Emergency Help: Taxpayer Assistance Orders

If the taxpayer qualifies for Significant Hardship, we will fill out IRS form 911 for them. 

Make sure the taxpayer honestly qualifies for Significant Hardship by looking at the requirements below before checking the "Qualifies for Hardship"  

Taxpayer advocates can quickly intervene on behalf of taxpayers to local IRS officers and IRS campuses. The advocates can order the IRS to cease from any action that causes a significant hardship by issuing a Taxpayer Assistance Order, or TAO. Or, they will try to work out a solution to your problem without actually issuing a formal TAO, especially in the following situations:

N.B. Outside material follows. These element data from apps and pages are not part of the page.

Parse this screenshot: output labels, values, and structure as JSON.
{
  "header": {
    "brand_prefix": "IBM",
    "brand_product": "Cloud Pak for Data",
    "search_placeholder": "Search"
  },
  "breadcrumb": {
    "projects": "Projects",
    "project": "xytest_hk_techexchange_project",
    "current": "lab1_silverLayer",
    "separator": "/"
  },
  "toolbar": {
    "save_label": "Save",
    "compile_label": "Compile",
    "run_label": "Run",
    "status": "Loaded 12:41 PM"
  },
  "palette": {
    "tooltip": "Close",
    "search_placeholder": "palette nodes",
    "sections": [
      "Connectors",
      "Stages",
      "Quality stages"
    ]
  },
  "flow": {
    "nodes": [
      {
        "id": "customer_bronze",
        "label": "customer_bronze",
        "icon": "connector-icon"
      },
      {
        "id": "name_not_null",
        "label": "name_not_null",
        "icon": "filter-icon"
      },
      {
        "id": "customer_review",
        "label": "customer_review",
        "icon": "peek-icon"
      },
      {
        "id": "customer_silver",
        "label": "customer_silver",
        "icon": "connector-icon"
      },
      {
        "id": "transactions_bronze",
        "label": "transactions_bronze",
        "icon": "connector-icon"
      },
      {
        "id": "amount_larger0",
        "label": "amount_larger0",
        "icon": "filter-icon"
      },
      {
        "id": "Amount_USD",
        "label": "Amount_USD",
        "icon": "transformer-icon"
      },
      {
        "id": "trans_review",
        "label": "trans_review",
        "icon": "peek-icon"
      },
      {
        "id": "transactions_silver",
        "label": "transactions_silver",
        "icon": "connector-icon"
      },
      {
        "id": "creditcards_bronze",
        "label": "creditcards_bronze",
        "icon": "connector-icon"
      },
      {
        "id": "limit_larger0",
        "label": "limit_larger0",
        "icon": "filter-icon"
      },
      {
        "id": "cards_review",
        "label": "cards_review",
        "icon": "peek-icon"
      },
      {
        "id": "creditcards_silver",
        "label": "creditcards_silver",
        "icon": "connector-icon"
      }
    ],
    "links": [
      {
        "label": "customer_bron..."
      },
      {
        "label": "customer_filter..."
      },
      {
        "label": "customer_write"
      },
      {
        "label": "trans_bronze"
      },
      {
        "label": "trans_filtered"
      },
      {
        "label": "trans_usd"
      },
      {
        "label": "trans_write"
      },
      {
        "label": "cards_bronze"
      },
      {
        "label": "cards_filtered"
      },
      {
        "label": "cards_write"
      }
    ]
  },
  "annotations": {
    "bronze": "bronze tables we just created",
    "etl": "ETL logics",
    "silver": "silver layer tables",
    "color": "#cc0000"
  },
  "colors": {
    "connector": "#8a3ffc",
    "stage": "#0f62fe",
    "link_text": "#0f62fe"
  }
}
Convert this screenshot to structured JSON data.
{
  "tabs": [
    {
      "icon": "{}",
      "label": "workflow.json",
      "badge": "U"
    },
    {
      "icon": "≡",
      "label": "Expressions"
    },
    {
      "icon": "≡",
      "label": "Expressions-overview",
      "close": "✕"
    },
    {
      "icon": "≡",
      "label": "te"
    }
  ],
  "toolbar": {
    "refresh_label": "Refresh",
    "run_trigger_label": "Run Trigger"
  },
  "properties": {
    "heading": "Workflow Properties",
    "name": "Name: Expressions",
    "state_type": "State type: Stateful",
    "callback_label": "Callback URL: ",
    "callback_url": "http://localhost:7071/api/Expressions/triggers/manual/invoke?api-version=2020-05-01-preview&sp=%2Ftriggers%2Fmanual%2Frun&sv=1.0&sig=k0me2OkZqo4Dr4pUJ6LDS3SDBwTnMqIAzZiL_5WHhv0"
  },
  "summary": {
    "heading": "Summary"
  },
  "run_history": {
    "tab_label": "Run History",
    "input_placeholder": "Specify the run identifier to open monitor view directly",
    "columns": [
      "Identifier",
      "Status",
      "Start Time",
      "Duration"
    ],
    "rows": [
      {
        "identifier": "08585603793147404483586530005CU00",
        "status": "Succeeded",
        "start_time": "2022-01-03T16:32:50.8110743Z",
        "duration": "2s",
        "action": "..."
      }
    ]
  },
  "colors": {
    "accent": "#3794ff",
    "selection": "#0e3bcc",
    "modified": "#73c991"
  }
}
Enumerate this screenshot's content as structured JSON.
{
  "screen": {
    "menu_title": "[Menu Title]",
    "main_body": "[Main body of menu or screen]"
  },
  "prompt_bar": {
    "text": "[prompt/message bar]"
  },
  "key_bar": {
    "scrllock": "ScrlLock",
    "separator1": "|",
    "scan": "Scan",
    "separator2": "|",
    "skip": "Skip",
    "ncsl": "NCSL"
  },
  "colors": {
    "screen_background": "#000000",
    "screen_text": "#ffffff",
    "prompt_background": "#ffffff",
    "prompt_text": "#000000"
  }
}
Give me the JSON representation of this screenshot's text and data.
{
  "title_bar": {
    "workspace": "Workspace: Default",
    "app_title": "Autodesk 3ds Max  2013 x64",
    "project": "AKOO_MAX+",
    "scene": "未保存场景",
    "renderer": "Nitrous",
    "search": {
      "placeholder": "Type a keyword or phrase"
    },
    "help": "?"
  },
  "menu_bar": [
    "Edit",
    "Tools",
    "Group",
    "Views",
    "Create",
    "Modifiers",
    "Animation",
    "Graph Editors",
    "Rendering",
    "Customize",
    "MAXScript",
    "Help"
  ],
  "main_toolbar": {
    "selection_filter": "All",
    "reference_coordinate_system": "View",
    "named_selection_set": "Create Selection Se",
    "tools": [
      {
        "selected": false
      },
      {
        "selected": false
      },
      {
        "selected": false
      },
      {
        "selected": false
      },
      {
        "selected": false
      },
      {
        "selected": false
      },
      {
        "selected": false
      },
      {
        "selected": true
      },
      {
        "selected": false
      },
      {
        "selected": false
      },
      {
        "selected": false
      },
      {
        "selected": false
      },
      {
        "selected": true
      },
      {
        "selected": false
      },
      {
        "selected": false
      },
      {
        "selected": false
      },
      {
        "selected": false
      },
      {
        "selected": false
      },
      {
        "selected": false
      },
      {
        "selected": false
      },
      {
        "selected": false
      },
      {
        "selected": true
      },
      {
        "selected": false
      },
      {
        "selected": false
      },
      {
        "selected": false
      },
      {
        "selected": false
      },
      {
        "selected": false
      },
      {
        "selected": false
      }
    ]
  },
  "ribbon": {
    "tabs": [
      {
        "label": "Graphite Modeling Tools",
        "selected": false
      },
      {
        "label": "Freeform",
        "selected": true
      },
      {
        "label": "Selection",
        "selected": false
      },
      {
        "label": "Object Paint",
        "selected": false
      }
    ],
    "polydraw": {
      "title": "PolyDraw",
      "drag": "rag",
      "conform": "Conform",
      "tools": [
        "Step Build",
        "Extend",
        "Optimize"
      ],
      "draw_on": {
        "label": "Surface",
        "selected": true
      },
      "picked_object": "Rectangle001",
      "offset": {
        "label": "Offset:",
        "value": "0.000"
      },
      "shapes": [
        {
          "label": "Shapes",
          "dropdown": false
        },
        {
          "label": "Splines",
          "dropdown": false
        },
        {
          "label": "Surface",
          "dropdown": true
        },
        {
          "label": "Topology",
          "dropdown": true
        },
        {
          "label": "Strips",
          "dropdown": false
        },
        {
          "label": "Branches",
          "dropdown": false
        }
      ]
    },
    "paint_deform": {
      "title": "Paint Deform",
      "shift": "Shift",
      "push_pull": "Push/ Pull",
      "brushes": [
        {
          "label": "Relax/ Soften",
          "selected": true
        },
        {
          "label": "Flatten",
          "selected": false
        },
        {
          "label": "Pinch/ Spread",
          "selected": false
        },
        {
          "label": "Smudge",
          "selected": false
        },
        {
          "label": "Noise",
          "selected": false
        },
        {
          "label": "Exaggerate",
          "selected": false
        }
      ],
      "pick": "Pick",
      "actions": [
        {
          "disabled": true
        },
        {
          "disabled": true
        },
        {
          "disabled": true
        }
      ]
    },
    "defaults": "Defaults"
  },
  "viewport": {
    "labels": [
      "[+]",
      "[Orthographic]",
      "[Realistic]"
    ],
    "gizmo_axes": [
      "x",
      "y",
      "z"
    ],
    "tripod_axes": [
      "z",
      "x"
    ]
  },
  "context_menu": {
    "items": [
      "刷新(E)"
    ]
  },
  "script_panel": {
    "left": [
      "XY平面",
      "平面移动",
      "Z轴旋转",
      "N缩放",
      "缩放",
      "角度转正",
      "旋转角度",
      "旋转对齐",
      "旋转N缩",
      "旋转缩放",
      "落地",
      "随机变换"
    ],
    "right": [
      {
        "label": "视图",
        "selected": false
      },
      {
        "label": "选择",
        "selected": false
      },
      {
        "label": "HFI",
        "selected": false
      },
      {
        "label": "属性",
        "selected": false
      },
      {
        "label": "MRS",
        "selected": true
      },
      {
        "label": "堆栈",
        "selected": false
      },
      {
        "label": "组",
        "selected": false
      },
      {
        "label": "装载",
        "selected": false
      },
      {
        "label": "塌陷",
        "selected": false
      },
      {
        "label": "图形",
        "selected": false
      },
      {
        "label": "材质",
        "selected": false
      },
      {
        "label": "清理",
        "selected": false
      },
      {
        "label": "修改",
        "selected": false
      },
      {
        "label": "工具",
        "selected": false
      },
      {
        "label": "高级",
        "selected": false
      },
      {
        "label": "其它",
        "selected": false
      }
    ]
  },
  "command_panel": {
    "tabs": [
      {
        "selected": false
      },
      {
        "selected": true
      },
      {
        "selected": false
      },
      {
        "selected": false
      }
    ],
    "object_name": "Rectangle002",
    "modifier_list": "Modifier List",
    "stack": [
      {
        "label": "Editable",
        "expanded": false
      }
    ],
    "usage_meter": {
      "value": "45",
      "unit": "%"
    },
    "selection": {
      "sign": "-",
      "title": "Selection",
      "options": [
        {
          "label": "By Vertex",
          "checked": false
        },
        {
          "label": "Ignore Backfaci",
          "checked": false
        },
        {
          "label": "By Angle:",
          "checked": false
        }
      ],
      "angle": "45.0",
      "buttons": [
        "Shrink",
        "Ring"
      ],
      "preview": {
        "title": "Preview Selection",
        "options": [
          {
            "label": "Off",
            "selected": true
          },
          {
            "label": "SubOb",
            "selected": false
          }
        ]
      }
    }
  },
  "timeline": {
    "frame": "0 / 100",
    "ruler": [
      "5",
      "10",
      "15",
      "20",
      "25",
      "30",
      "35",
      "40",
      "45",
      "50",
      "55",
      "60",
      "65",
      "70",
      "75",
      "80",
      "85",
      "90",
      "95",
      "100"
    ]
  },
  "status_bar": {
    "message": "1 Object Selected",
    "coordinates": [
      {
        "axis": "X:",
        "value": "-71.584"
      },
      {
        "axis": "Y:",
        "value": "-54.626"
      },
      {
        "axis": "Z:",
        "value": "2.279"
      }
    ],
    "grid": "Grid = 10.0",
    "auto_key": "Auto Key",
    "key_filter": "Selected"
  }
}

·         The IRS has seized or has threatened to seize your bank account, pension plan, or car. You need to pay rent or your family will be thrown out on the street, and you need that car to get to work.

·         Your paycheck was garnished by the IRS leaving you too little on which to survive. You are willing to enter into a reasonable payment plan if the wage garnishment is stopped.

What Constitutes a Significant Hardship to the IRS?

The IRS says that a significant hardship means not being able to “provide the necessities of life” for you or your dependents. (Publication 1546.) Whether or not a taxpayer advocate will give you emergency assistance depends on her view of the seriousness of your hardship. The IRS Problems Resolution Program Handbook advises taxpayer advocates as follows:Generally, when deciding the presence of a significant hardship, accept any application unless there is a clear reason not to do so. Any doubt should be resolved in the taxpayer’s favor. Most taxpayer advocates take this obligation seriously and really try to help, particularly if this is your first time in trouble with the IRS. You must show more than that the IRS has harmed you or is about to do so. For example, an IRS seizure is not, in and of itself, a significant hardship. 

The IRS’s seizure or other drastic action must jeopardize:

·         your ability to obtain or keep shelter, food, and clothing for you and your family

·         your transportation to work

·         your employment

·         your ability to get medical care for yourself or your family

·         your education

·         your credit rating, or

·         your ability to meet a business payroll or stay out of bankruptcy (the IRS is less likely to help a business than an individual, however).

Taxpayer advocates consider evidence of your being overwhelmed by the enormity of the tax situation. They are instructed to be sensitive to your emotional state, whether it is tears or talk of doing yourself in. Far be it from me to suggest that you have a nervous breakdown in front of a taxpayer advocate, but….

Under Internal Revenue Manual 1279 (10)(70), the IRS cannot hold against you the following:

·         the degree you were at fault in causing the hardship

·         your past history of IRS difficulties, if any

·         the type of tax that you owe—income, payroll, or property, and so on, or

·         the taxpayer advocate’s opinions and values—for instance, if part of your problem stems from a charitable donation you made to the Church of Snake Worshippers, the taxpayer advocate can’t consider her distaste for snakes in deciding whether to help you.